Mikhail Saakashvili, re-elected as Georgia's president, said Monday that the vote demonstrates his ex-Soviet republic is on the road to becoming a European democracy.
"I believe there are many aspects that need to be criticized, this is still a country in transition, this is still not a full-fledged, very well-formed, crystalized society, we still have lots of things to do," Saakashvili said in an interview with The Associated Press. "But I think we are on the right track and this election has just proven that."
But the election, in which Saakashvili received 52.8 percent of the vote according to preliminary results, received a mixed evaluation from international observers who said it was overall in accordance with democratic standards, but showed an array of problems that need to be addressed urgently.
Russia, which vies with the West for influence in Georgia, took a stronger stance, calling the election campaign "hardly free or fair."
Saakashvili's opponents allege the election was widely rigged and say they will bring masses of protesters to the streets to press their objections.
The U.S.-educated Saakashvili came to power after mass protests in 2003 over a fraud-plagued election. He has brought significant reforms to the country, but critics say his energy and determination have declined into authoritarianism.
Saakashvili also said he was ready to work with the opposition, but said concerns over a deep split in society were exaggerated.
"I would not exaggerate the idea of a deep split," Saakashvili said. "This election campaign went very well. In any normal European country, if somebody gets more than 50 percent outright in the first round, it is called a landslide and I don't see why Georgia should be otherwise."
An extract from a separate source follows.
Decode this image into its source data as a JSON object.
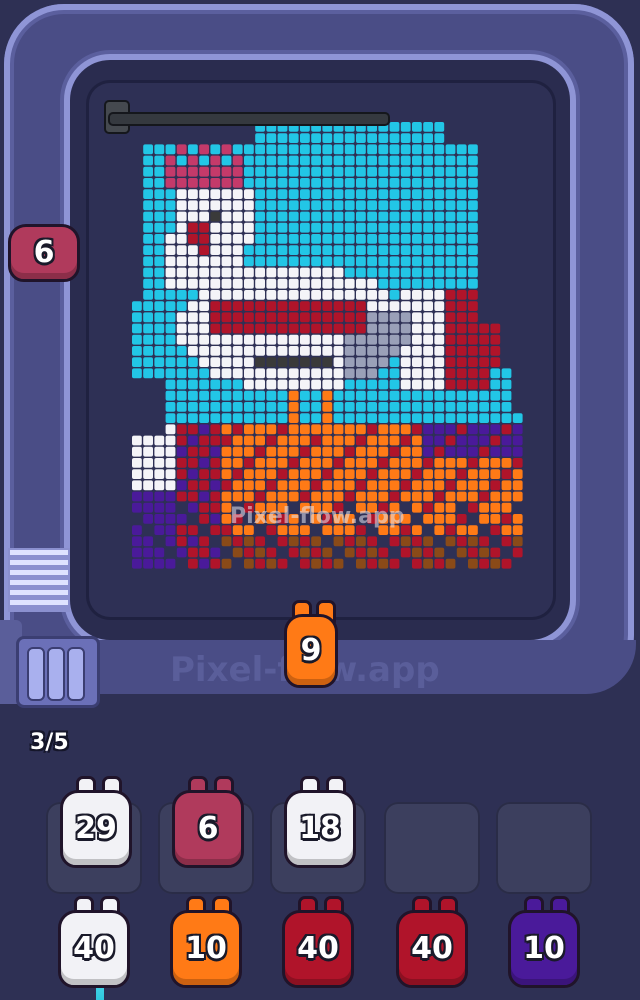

"With regard to the political process - yes, we need to be consensus builders, yes we need to agree on many things. We can never agree on some of the things, because that is how every democratic nation is."
Asked about the opposition's plans to hold street protests, Saakashvili said that peaceful rallies are part of the democratic procedure.
"That's fine. ... Everybody has the right to have peaceful rallies," he said.
"I think unruly behavior will not be tolerated, but peaceful rallies are one of the ways to do political campaigns."